→ Dataset
>>
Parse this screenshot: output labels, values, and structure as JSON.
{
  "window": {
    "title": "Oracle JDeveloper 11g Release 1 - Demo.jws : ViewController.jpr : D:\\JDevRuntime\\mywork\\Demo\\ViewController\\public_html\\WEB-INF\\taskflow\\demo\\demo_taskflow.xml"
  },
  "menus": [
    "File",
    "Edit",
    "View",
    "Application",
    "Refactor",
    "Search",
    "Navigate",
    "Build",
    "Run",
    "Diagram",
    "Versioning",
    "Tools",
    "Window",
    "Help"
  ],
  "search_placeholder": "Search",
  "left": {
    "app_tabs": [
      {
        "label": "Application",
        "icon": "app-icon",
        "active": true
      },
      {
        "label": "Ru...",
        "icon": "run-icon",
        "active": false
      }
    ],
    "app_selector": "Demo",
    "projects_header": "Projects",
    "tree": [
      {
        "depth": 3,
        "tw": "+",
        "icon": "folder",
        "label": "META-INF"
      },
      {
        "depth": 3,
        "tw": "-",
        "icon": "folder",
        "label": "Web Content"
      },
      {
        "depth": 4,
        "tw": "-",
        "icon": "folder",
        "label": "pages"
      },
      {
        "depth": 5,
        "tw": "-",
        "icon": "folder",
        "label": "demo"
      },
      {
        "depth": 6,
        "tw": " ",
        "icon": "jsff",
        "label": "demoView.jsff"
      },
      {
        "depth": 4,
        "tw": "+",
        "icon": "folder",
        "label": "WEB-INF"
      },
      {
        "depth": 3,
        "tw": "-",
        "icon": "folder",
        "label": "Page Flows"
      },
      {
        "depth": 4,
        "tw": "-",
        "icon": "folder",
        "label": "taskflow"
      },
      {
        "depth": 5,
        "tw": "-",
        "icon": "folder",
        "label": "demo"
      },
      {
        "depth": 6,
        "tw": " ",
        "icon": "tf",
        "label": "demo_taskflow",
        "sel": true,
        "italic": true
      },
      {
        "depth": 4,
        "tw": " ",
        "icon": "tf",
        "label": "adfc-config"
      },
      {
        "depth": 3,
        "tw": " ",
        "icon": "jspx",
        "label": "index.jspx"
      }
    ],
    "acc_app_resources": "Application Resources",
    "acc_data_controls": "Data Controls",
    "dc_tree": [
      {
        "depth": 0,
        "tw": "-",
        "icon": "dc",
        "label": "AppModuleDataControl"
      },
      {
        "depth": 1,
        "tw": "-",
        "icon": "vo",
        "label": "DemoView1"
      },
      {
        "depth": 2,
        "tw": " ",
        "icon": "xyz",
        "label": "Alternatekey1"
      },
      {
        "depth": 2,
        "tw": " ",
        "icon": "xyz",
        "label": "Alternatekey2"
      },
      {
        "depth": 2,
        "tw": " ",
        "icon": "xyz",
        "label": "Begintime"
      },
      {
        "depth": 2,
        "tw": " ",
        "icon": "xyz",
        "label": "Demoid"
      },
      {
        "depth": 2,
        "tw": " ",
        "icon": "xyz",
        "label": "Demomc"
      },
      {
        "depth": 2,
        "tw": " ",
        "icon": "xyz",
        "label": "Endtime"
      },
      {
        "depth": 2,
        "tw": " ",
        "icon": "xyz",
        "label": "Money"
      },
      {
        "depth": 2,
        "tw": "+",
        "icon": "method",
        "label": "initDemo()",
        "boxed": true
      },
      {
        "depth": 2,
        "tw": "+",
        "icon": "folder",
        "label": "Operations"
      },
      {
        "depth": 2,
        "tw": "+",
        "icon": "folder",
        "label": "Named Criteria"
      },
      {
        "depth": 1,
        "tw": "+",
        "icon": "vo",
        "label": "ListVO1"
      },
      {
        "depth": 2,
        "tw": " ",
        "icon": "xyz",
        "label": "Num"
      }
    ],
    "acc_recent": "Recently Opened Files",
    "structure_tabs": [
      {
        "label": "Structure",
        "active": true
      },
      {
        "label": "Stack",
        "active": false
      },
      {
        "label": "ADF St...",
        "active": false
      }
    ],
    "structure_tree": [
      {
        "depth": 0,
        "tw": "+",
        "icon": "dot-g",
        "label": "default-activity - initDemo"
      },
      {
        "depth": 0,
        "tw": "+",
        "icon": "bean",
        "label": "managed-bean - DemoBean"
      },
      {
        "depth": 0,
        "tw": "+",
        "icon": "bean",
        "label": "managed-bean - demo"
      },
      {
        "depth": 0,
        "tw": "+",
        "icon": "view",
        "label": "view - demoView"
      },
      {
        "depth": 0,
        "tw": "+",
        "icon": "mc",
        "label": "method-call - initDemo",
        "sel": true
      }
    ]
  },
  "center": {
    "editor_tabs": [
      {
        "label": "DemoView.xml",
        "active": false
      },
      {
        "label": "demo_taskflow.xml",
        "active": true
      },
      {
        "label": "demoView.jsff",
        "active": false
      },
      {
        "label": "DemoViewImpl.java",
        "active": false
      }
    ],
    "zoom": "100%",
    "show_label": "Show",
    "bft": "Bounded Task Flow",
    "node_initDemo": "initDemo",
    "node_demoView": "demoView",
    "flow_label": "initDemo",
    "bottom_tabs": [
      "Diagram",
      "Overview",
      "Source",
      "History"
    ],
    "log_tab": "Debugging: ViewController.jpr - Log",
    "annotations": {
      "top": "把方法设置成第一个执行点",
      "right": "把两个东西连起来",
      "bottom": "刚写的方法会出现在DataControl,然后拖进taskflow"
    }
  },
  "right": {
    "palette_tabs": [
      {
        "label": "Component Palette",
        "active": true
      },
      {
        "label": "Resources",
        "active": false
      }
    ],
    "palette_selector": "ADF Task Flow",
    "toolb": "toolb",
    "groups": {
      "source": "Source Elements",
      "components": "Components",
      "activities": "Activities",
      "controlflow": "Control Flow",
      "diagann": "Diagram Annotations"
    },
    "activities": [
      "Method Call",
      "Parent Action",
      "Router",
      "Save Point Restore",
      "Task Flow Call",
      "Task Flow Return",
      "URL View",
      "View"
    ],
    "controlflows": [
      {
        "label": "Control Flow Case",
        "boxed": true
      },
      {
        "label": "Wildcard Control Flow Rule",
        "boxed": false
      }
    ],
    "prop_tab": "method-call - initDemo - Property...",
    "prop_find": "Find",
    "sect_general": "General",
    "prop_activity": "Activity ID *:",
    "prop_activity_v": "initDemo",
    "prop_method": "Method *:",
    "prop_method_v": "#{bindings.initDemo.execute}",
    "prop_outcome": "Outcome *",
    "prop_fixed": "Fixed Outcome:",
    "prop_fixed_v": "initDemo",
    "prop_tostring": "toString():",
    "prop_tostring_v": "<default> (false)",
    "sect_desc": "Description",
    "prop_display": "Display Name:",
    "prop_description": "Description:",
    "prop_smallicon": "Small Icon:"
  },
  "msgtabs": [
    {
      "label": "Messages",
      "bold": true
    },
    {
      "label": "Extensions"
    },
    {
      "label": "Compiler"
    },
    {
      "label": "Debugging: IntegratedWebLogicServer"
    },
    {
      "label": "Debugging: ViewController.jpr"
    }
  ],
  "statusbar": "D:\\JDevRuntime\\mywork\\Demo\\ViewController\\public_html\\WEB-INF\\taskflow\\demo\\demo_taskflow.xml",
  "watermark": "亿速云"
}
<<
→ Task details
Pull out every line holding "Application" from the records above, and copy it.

→ Solution to the problem
    "Application",
        "label": "Application",
    "acc_app_resources": "Application Resources",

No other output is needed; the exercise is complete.